With 200 yards to go in Saturday's Preakness Stakes, Kentucky Derby winner I'll Have Another looked like yet another pretender, apparently unable to do so much as win two legs of his sport's holy grail, much less become the first Triple Crown winner in 34 years.
Yes, he'd chased down Bodemeister in the Derby, and here was the Bode Man again on the lead, sailing for home, just as he had two weeks earlier at Churchill Downs before I'll Have Another showed off another gear.
But the Preakness is an eighth of a mile shorter than the Derby. And time was running out, despite Pimlico's long, long straightaway. Surely this was where jockey Mario Gutierrez had been too patient. Surely this time the bettors who'd made Bodemeister the favorite had it right.
But then it happened again. I'll Have Another closed like Harry S. Truman against Thomas Dewey in the 1948 presidential election.
Or maybe this was merely the second coming of the last Triple Crown winner in 1978 -- Affirmed.
Just as Affirmed got by archrival Alydar by slender margins in both the Derby and Preakness, I'll Have Another has now edged Bodemeister by the same amounts in those races, winning the Derby by one and a half lengths and the Preakness by a neck.
Said Bodemeister trainer Bob Baffert of Another after Saturday's race: "The winner is a good horse. He should get the respect now that he deserves."
Baffert knows more than most that (a) only great horses win the Triple Crown, and (B) it's really hard to get that respect from anyone outside the thoroughbred racing community without winning all three Triple Crown races: the Kentucky Derby, the Preakness, and the Belmont, which will be run on June 9.
After all, Baffert has trained three Derby winners -- Silver Charm (1997), Real Quiet (1998) and War Emblem (2002) -- all three also winning the Preakness.

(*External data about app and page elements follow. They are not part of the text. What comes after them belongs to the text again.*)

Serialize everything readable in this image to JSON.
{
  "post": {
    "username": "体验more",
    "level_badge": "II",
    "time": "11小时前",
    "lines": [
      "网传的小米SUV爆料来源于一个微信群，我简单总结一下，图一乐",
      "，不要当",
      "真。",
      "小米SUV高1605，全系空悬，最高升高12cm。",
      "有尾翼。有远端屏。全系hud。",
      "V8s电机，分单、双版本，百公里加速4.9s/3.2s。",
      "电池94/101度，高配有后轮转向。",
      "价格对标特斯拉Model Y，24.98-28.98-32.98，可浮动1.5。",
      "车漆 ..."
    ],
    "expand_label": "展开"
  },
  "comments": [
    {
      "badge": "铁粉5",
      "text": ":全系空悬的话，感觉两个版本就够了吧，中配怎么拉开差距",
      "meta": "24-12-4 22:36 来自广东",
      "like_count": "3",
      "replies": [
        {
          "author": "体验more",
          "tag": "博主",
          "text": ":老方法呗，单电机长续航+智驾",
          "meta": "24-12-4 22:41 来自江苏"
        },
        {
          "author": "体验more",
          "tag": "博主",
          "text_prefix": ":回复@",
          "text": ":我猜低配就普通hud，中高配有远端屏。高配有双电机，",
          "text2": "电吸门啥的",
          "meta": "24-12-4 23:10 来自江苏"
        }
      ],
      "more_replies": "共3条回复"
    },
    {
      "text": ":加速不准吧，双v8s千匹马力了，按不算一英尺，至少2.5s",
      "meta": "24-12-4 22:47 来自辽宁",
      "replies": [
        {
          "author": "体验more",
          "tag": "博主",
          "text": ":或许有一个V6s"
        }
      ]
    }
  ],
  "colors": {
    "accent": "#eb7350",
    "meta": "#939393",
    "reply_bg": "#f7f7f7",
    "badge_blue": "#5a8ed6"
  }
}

None, of course, won the Belmont.
In fact, 11 horses total have won the first two legs of the Triple Crown since 1978 yet failed to conquer the Belmont's grueling one-and-a-half-mile course. The most recent to come up short have been Big Brown in 2008, Smarty Jones in 2004 and Funny Cide in 2003.
So why should we have any reason to believe I'll Have Another will succeed where the last 33 3-year-old crops have failed?
Perhaps this single statement from Gutierrez, who said of his mount: "He has tremendous kick in the end."
A lot of horses have that kick at the Preakness, but winning both the Derby and the Preakness in blazing stretch runs is rare. Yes, Kentucky Derby also-rans Dullahan and Union Rags -- who both sat out the Preakness -- are expected to return for the Belmont.
And it's not even a certainty that I'll Have Another will run. Horses are fragile creatures. Though he seemed to exit the Preakness in good shape, a lot can change in three weeks.
On one hand, his owners may say, hey, he was originally sold as a yearling for $11,000. What have we got to lose?
Or they might say, hey, he was originally sold for $11,000, we bought him for $35,000, and if he never races again he's worth millions. Let's take the money and run.
But thoroughbred racing badly needs I'll Have Another to run in the Belmont and win it. It probably won't happen, but you could almost see the National Thoroughbred Racing Association and the Jockey Club buying up newspaper ads over the next three weeks screaming: We'll Have Another -- Please!
Until then, we'll have to make do with Another trainer Doug O'Neill revising his earlier pledge to buy his family a hot tub back in California if they won the Derby.
Said O'Neill after the Preakness: "If we win the Triple Crown we might have to buy a house with a yard big enough to have a real swimming pool."
If I'll Have Another can win another one with that tremendous kick before he loses another one, O'Neill can have any house he wants, and the country just might have another sport to care about for the first time in 34 years.
Mark Wiedmer started work at the Chattanooga News-Free Press on Valentine’s Day of 1983. At the time, he had to get an advance from his boss to buy a Valentine gift for his wife. Mark was hired as a graphic artist but quickly moved to sports, where he oversaw prep football for a time, won the “Pick’ em” box in 1985 and took over the UTC basketball beat the following year. By 1990, he was ...